## TASK OBJECTIVE:
Please return the records below exactly as they stand.

(Items from an interface collection)
==*==
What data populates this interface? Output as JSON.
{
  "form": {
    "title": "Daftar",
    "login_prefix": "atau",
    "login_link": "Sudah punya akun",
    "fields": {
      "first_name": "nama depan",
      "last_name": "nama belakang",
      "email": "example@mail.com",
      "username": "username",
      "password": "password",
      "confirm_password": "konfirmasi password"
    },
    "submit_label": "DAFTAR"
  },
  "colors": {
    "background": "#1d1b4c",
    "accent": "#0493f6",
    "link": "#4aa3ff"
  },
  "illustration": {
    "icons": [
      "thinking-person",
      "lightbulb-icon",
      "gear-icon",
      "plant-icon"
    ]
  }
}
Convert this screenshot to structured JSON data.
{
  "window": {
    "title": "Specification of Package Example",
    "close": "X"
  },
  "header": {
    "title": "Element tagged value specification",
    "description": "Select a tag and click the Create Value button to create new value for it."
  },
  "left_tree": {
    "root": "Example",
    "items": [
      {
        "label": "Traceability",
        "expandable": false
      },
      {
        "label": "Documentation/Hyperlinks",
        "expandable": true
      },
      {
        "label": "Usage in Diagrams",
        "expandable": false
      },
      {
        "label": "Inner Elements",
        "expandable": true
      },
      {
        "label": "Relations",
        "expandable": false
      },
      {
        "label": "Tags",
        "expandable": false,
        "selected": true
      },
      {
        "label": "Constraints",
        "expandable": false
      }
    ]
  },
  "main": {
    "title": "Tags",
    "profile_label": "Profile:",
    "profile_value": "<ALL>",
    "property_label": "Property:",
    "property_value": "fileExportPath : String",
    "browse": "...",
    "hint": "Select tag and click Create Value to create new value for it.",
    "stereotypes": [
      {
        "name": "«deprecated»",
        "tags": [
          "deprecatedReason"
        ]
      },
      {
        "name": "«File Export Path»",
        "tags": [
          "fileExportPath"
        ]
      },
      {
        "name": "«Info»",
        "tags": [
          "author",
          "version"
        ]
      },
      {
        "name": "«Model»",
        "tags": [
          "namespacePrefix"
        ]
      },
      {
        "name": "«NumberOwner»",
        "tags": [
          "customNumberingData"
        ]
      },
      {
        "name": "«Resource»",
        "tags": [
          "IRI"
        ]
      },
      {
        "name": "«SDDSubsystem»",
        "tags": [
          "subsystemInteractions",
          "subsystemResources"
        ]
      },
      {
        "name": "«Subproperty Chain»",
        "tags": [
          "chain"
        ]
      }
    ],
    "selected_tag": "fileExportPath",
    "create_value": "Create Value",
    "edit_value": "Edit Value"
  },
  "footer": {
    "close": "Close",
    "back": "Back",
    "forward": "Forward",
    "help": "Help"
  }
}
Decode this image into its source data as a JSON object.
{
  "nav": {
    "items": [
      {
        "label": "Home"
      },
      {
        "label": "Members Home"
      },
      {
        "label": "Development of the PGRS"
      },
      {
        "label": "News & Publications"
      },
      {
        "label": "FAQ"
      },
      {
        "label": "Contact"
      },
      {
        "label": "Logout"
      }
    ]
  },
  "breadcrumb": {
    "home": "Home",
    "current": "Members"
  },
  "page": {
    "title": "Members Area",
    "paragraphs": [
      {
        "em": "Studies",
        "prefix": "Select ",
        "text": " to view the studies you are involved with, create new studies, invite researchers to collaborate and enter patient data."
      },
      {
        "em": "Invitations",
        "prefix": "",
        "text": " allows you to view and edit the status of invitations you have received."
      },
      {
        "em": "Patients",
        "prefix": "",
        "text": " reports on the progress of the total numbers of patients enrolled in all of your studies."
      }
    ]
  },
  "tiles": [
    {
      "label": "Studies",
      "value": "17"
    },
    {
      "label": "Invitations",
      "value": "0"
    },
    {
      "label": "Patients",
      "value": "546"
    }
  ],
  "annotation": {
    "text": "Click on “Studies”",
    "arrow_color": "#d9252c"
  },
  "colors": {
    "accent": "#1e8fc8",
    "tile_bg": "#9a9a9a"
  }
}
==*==
## EXPECTED ANSWER:
What data populates this interface? Output as JSON.
{
  "form": {
    "title": "Daftar",
    "login_prefix": "atau",
    "login_link": "Sudah punya akun",
    "fields": {
      "first_name": "nama depan",
      "last_name": "nama belakang",
      "email": "example@mail.com",
      "username": "username",
      "password": "password",
      "confirm_password": "konfirmasi password"
    },
    "submit_label": "DAFTAR"
  },
  "colors": {
    "background": "#1d1b4c",
    "accent": "#0493f6",
    "link": "#4aa3ff"
  },
  "illustration": {
    "icons": [
      "thinking-person",
      "lightbulb-icon",
      "gear-icon",
      "plant-icon"
    ]
  }
}
Convert this screenshot to structured JSON data.
{
  "window": {
    "title": "Specification of Package Example",
    "close": "X"
  },
  "header": {
    "title": "Element tagged value specification",
    "description": "Select a tag and click the Create Value button to create new value for it."
  },
  "left_tree": {
    "root": "Example",
    "items": [
      {
        "label": "Traceability",
        "expandable": false
      },
      {
        "label": "Documentation/Hyperlinks",
        "expandable": true
      },
      {
        "label": "Usage in Diagrams",
        "expandable": false
      },
      {
        "label": "Inner Elements",
        "expandable": true
      },
      {
        "label": "Relations",
        "expandable": false
      },
      {
        "label": "Tags",
        "expandable": false,
        "selected": true
      },
      {
        "label": "Constraints",
        "expandable": false
      }
    ]
  },
  "main": {
    "title": "Tags",
    "profile_label": "Profile:",
    "profile_value": "<ALL>",
    "property_label": "Property:",
    "property_value": "fileExportPath : String",
    "browse": "...",
    "hint": "Select tag and click Create Value to create new value for it.",
    "stereotypes": [
      {
        "name": "«deprecated»",
        "tags": [
          "deprecatedReason"
        ]
      },
      {
        "name": "«File Export Path»",
        "tags": [
          "fileExportPath"
        ]
      },
      {
        "name": "«Info»",
        "tags": [
          "author",
          "version"
        ]
      },
      {
        "name": "«Model»",
        "tags": [
          "namespacePrefix"
        ]
      },
      {
        "name": "«NumberOwner»",
        "tags": [
          "customNumberingData"
        ]
      },
      {
        "name": "«Resource»",
        "tags": [
          "IRI"
        ]
      },
      {
        "name": "«SDDSubsystem»",
        "tags": [
          "subsystemInteractions",
          "subsystemResources"
        ]
      },
      {
        "name": "«Subproperty Chain»",
        "tags": [
          "chain"
        ]
      }
    ],
    "selected_tag": "fileExportPath",
    "create_value": "Create Value",
    "edit_value": "Edit Value"
  },
  "footer": {
    "close": "Close",
    "back": "Back",
    "forward": "Forward",
    "help": "Help"
  }
}
Decode this image into its source data as a JSON object.
{
  "nav": {
    "items": [
      {
        "label": "Home"
      },
      {
        "label": "Members Home"
      },
      {
        "label": "Development of the PGRS"
      },
      {
        "label": "News & Publications"
      },
      {
        "label": "FAQ"
      },
      {
        "label": "Contact"
      },
      {
        "label": "Logout"
      }
    ]
  },
  "breadcrumb": {
    "home": "Home",
    "current": "Members"
  },
  "page": {
    "title": "Members Area",
    "paragraphs": [
      {
        "em": "Studies",
        "prefix": "Select ",
        "text": " to view the studies you are involved with, create new studies, invite researchers to collaborate and enter patient data."
      },
      {
        "em": "Invitations",
        "prefix": "",
        "text": " allows you to view and edit the status of invitations you have received."
      },
      {
        "em": "Patients",
        "prefix": "",
        "text": " reports on the progress of the total numbers of patients enrolled in all of your studies."
      }
    ]
  },
  "tiles": [
    {
      "label": "Studies",
      "value": "17"
    },
    {
      "label": "Invitations",
      "value": "0"
    },
    {
      "label": "Patients",
      "value": "546"
    }
  ],
  "annotation": {
    "text": "Click on “Studies”",
    "arrow_color": "#d9252c"
  },
  "colors": {
    "accent": "#1e8fc8",
    "tile_bg": "#9a9a9a"
  }
}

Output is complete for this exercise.